◆ WORK REQUEST
Could you copy the data that follows exactly as written, but drop the pictures?

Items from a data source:
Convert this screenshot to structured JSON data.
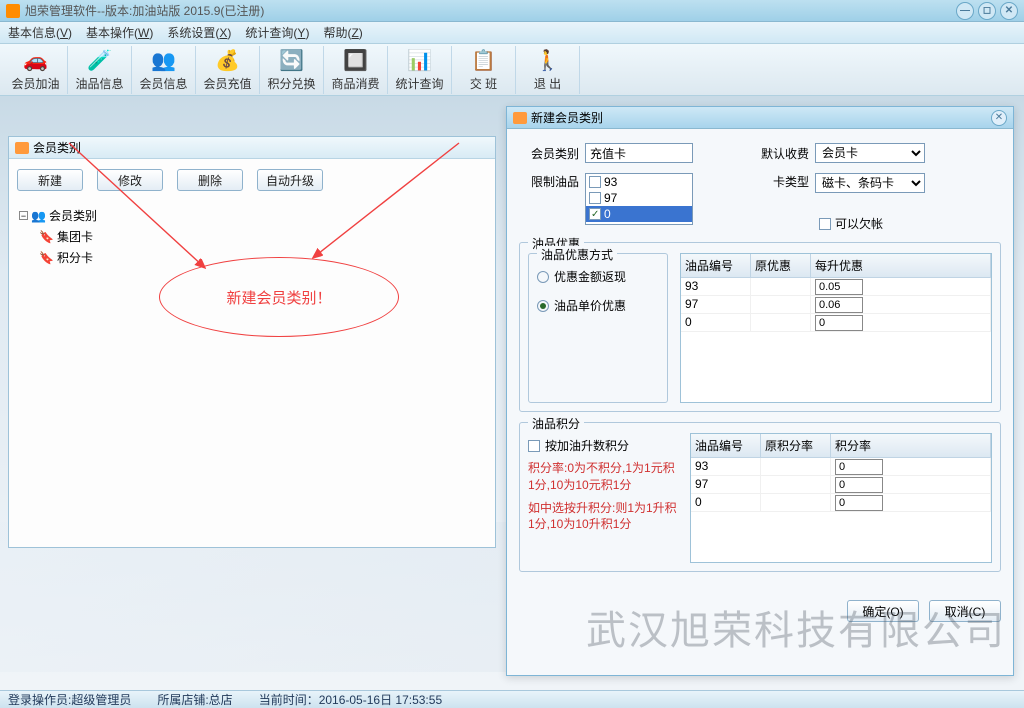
{
  "window": {
    "title": "旭荣管理软件--版本:加油站版 2015.9(已注册)"
  },
  "menubar": [
    {
      "label": "基本信息",
      "key": "V"
    },
    {
      "label": "基本操作",
      "key": "W"
    },
    {
      "label": "系统设置",
      "key": "X"
    },
    {
      "label": "统计查询",
      "key": "Y"
    },
    {
      "label": "帮助",
      "key": "Z"
    }
  ],
  "toolbar": [
    {
      "label": "会员加油",
      "icon": "🚗"
    },
    {
      "label": "油品信息",
      "icon": "🧪"
    },
    {
      "label": "会员信息",
      "icon": "👥"
    },
    {
      "label": "会员充值",
      "icon": "💰"
    },
    {
      "label": "积分兑换",
      "icon": "🔄"
    },
    {
      "label": "商品消费",
      "icon": "🔲"
    },
    {
      "label": "统计查询",
      "icon": "📊"
    },
    {
      "label": "交 班",
      "icon": "📋"
    },
    {
      "label": "退 出",
      "icon": "🚶"
    }
  ],
  "panel": {
    "title": "会员类别",
    "buttons": {
      "new": "新建",
      "edit": "修改",
      "delete": "删除",
      "auto": "自动升级"
    },
    "tree": {
      "root": "会员类别",
      "children": [
        "集团卡",
        "积分卡"
      ]
    }
  },
  "annotation": "新建会员类别！",
  "dialog": {
    "title": "新建会员类别",
    "fields": {
      "category_label": "会员类别",
      "category_value": "充值卡",
      "charge_label": "默认收费",
      "charge_value": "会员卡",
      "restrict_label": "限制油品",
      "restrict_items": [
        {
          "label": "93",
          "checked": false,
          "sel": false
        },
        {
          "label": "97",
          "checked": false,
          "sel": false
        },
        {
          "label": "0",
          "checked": true,
          "sel": true
        }
      ],
      "cardtype_label": "卡类型",
      "cardtype_value": "磁卡、条码卡",
      "credit_label": "可以欠帐"
    },
    "discount": {
      "group": "油品优惠",
      "mode_group": "油品优惠方式",
      "mode_amount": "优惠金额返现",
      "mode_unit": "油品单价优惠",
      "cols": [
        "油品编号",
        "原优惠",
        "每升优惠"
      ],
      "rows": [
        {
          "code": "93",
          "orig": "",
          "per": "0.05"
        },
        {
          "code": "97",
          "orig": "",
          "per": "0.06"
        },
        {
          "code": "0",
          "orig": "",
          "per": "0"
        }
      ]
    },
    "points": {
      "group": "油品积分",
      "chk": "按加油升数积分",
      "note1": "积分率:0为不积分,1为1元积1分,10为10元积1分",
      "note2": "如中选按升积分:则1为1升积1分,10为10升积1分",
      "cols": [
        "油品编号",
        "原积分率",
        "积分率"
      ],
      "rows": [
        {
          "code": "93",
          "orig": "",
          "rate": "0"
        },
        {
          "code": "97",
          "orig": "",
          "rate": "0"
        },
        {
          "code": "0",
          "orig": "",
          "rate": "0"
        }
      ]
    },
    "ok": "确定(O)",
    "cancel": "取消(C)"
  },
  "status": {
    "user": "登录操作员:超级管理员",
    "store": "所属店铺:总店",
    "time": "当前时间：2016-05-16日 17:53:55"
  },
  "watermark": "武汉旭荣科技有限公司"
}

◆ ANSWER SPACE
Convert this screenshot to structured JSON data.
{
  "window": {
    "title": "旭荣管理软件--版本:加油站版 2015.9(已注册)"
  },
  "menubar": [
    {
      "label": "基本信息",
      "key": "V"
    },
    {
      "label": "基本操作",
      "key": "W"
    },
    {
      "label": "系统设置",
      "key": "X"
    },
    {
      "label": "统计查询",
      "key": "Y"
    },
    {
      "label": "帮助",
      "key": "Z"
    }
  ],
  "toolbar": [
    {
      "label": "会员加油",
      "icon": "🚗"
    },
    {
      "label": "油品信息",
      "icon": "🧪"
    },
    {
      "label": "会员信息",
      "icon": "👥"
    },
    {
      "label": "会员充值",
      "icon": "💰"
    },
    {
      "label": "积分兑换",
      "icon": "🔄"
    },
    {
      "label": "商品消费",
      "icon": "🔲"
    },
    {
      "label": "统计查询",
      "icon": "📊"
    },
    {
      "label": "交 班",
      "icon": "📋"
    },
    {
      "label": "退 出",
      "icon": "🚶"
    }
  ],
  "panel": {
    "title": "会员类别",
    "buttons": {
      "new": "新建",
      "edit": "修改",
      "delete": "删除",
      "auto": "自动升级"
    },
    "tree": {
      "root": "会员类别",
      "children": [
        "集团卡",
        "积分卡"
      ]
    }
  },
  "annotation": "新建会员类别！",
  "dialog": {
    "title": "新建会员类别",
    "fields": {
      "category_label": "会员类别",
      "category_value": "充值卡",
      "charge_label": "默认收费",
      "charge_value": "会员卡",
      "restrict_label": "限制油品",
      "restrict_items": [
        {
          "label": "93",
          "checked": false,
          "sel": false
        },
        {
          "label": "97",
          "checked": false,
          "sel": false
        },
        {
          "label": "0",
          "checked": true,
          "sel": true
        }
      ],
      "cardtype_label": "卡类型",
      "cardtype_value": "磁卡、条码卡",
      "credit_label": "可以欠帐"
    },
    "discount": {
      "group": "油品优惠",
      "mode_group": "油品优惠方式",
      "mode_amount": "优惠金额返现",
      "mode_unit": "油品单价优惠",
      "cols": [
        "油品编号",
        "原优惠",
        "每升优惠"
      ],
      "rows": [
        {
          "code": "93",
          "orig": "",
          "per": "0.05"
        },
        {
          "code": "97",
          "orig": "",
          "per": "0.06"
        },
        {
          "code": "0",
          "orig": "",
          "per": "0"
        }
      ]
    },
    "points": {
      "group": "油品积分",
      "chk": "按加油升数积分",
      "note1": "积分率:0为不积分,1为1元积1分,10为10元积1分",
      "note2": "如中选按升积分:则1为1升积1分,10为10升积1分",
      "cols": [
        "油品编号",
        "原积分率",
        "积分率"
      ],
      "rows": [
        {
          "code": "93",
          "orig": "",
          "rate": "0"
        },
        {
          "code": "97",
          "orig": "",
          "rate": "0"
        },
        {
          "code": "0",
          "orig": "",
          "rate": "0"
        }
      ]
    },
    "ok": "确定(O)",
    "cancel": "取消(C)"
  },
  "status": {
    "user": "登录操作员:超级管理员",
    "store": "所属店铺:总店",
    "time": "当前时间：2016-05-16日 17:53:55"
  },
  "watermark": "武汉旭荣科技有限公司"
}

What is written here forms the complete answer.